Exercise objective: Here is a listing. Write it out again without a single difference.

*** Block opens ***

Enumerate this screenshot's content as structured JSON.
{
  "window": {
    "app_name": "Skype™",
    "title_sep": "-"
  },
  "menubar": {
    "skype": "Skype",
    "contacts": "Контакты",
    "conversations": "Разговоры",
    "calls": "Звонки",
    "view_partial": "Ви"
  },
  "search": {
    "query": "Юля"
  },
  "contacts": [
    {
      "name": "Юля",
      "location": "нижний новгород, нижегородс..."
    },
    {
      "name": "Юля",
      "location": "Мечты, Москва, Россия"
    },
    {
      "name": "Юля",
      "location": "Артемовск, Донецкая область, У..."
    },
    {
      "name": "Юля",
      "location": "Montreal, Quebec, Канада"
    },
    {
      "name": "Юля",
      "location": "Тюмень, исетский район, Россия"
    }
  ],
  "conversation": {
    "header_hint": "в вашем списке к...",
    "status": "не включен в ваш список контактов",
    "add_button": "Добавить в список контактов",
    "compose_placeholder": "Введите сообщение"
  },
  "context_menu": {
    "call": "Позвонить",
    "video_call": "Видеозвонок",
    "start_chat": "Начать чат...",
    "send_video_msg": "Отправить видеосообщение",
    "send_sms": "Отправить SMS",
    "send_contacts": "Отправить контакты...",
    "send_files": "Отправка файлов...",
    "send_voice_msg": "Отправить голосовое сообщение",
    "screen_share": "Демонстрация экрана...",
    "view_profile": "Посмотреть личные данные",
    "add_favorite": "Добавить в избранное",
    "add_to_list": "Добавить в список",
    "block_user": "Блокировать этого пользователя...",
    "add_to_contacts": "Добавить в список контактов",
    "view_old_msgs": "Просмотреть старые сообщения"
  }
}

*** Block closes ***

Exercise output:
Enumerate this screenshot's content as structured JSON.
{
  "window": {
    "app_name": "Skype™",
    "title_sep": "-"
  },
  "menubar": {
    "skype": "Skype",
    "contacts": "Контакты",
    "conversations": "Разговоры",
    "calls": "Звонки",
    "view_partial": "Ви"
  },
  "search": {
    "query": "Юля"
  },
  "contacts": [
    {
      "name": "Юля",
      "location": "нижний новгород, нижегородс..."
    },
    {
      "name": "Юля",
      "location": "Мечты, Москва, Россия"
    },
    {
      "name": "Юля",
      "location": "Артемовск, Донецкая область, У..."
    },
    {
      "name": "Юля",
      "location": "Montreal, Quebec, Канада"
    },
    {
      "name": "Юля",
      "location": "Тюмень, исетский район, Россия"
    }
  ],
  "conversation": {
    "header_hint": "в вашем списке к...",
    "status": "не включен в ваш список контактов",
    "add_button": "Добавить в список контактов",
    "compose_placeholder": "Введите сообщение"
  },
  "context_menu": {
    "call": "Позвонить",
    "video_call": "Видеозвонок",
    "start_chat": "Начать чат...",
    "send_video_msg": "Отправить видеосообщение",
    "send_sms": "Отправить SMS",
    "send_contacts": "Отправить контакты...",
    "send_files": "Отправка файлов...",
    "send_voice_msg": "Отправить голосовое сообщение",
    "screen_share": "Демонстрация экрана...",
    "view_profile": "Посмотреть личные данные",
    "add_favorite": "Добавить в избранное",
    "add_to_list": "Добавить в список",
    "block_user": "Блокировать этого пользователя...",
    "add_to_contacts": "Добавить в список контактов",
    "view_old_msgs": "Просмотреть старые сообщения"
  }
}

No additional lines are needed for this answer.